**ABOUT THIS TASK:** What lines in the entries below contain the word "Código"? Copy all of them.

**DATA:**
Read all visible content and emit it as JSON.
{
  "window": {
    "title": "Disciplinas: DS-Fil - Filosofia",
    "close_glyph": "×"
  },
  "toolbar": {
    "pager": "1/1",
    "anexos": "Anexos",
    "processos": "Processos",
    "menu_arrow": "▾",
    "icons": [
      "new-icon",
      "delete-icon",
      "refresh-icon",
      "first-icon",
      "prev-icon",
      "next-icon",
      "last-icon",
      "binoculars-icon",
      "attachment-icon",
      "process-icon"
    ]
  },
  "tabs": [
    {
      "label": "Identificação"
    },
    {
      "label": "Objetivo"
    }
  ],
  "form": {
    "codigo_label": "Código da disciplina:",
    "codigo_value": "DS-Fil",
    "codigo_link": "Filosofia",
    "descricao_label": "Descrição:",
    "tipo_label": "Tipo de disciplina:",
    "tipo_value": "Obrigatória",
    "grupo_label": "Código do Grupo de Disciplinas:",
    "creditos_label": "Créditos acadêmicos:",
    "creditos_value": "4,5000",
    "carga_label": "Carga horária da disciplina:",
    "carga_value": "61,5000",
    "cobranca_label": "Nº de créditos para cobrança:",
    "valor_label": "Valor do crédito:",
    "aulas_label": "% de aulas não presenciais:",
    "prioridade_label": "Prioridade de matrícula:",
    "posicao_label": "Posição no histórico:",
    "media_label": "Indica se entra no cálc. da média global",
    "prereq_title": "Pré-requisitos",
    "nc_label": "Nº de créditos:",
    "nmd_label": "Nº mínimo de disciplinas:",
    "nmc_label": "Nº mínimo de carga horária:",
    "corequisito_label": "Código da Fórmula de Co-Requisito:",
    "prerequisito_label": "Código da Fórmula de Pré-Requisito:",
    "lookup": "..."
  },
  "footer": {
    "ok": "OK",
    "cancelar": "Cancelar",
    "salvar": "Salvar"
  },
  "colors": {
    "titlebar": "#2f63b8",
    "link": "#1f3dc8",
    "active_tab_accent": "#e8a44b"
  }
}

**COMPLETED EXERCISE:**
    "codigo_label": "Código da disciplina:",
    "grupo_label": "Código do Grupo de Disciplinas:",
    "corequisito_label": "Código da Fórmula de Co-Requisito:",
    "prerequisito_label": "Código da Fórmula de Pré-Requisito:",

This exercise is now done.